Instream flow & water management rules
Instream flow and water management rules guide water resource decision-making in many areas of the state. This includes:
- Water right permitting.
- Management of new permit-exempt groundwater uses.
- Creation of water banks and mitigation projects.
- Allowances for alternative water supplies.
- County planning and permitting.
Decisions and rules affect instream flows
Rules protecting streamflows evolved over time. Early instream flow rules set instream flows for rivers and streams, established requirements for new water right permits, and often closed surface waters to new diversions.
Recently adopted rules set instream flows for rivers and streams, set up the requirements for new water uses under permits or through permit-exempt wells, and may close basins to all new unmitigated uses.
Court decisions have also affected instream flow protection. Some key examples include:

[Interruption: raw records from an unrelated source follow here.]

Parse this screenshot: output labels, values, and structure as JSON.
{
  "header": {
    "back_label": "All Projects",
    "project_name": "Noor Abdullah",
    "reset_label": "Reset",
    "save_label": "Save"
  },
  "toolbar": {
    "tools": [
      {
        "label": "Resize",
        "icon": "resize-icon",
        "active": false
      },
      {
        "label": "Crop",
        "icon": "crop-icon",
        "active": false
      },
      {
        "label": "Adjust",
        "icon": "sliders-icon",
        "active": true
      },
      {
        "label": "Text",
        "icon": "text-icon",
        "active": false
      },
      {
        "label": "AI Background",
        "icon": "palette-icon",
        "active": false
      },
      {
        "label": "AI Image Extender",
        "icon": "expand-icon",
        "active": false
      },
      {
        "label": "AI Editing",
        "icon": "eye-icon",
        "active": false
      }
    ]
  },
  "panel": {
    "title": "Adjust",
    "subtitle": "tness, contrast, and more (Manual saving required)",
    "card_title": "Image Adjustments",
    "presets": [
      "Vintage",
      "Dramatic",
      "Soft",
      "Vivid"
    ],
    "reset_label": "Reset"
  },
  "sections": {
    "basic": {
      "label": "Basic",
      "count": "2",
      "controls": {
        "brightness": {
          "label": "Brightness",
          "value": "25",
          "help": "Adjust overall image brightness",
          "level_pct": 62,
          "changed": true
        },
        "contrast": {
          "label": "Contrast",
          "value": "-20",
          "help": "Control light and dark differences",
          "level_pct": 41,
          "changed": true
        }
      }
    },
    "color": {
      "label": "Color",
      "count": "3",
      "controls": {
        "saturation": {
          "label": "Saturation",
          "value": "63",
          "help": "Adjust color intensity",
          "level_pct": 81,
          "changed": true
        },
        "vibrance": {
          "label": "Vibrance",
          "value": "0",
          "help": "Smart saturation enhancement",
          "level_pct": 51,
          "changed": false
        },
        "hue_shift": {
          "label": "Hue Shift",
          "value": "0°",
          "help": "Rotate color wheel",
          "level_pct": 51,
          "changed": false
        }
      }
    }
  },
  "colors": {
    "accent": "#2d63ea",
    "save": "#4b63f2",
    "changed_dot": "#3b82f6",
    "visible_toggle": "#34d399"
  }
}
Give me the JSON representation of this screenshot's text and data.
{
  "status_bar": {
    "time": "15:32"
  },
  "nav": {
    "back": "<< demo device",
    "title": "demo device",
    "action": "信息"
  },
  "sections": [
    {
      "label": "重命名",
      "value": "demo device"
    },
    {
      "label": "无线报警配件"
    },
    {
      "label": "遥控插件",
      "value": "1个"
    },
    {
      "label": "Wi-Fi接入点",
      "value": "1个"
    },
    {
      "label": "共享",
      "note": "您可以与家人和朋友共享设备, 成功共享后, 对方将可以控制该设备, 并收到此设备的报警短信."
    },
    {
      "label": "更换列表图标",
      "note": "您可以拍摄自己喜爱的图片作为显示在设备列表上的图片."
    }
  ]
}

- Campbell and Gwinn — use of the groundwater permit-exemption for groups of homes.
- Foster — limits our authority in applying the overriding considerations of public interest standard and prohibits the use of out-of-kind mitigation.
- Hirst — requiring counties to independently determine water availability under the Growth Management Act.
- Postema — clarifies the impairment test and prohibits even very small impacts to instream flows.
- Swinomish — restricts applying the overriding considerations of public interest standard for establishing reserves of water for new out-of-stream uses.
Areas of the state with adopted instream flows
Rule implementation activities
In all basins where instream flows are adopted, we condition new water right permits to protect the instream flow levels. In some basins we are helping track allocations from water reserved for new uses. In others, as linked below, we are taking a very active role in finding or providing mitigation and reliable water supplies for rural development.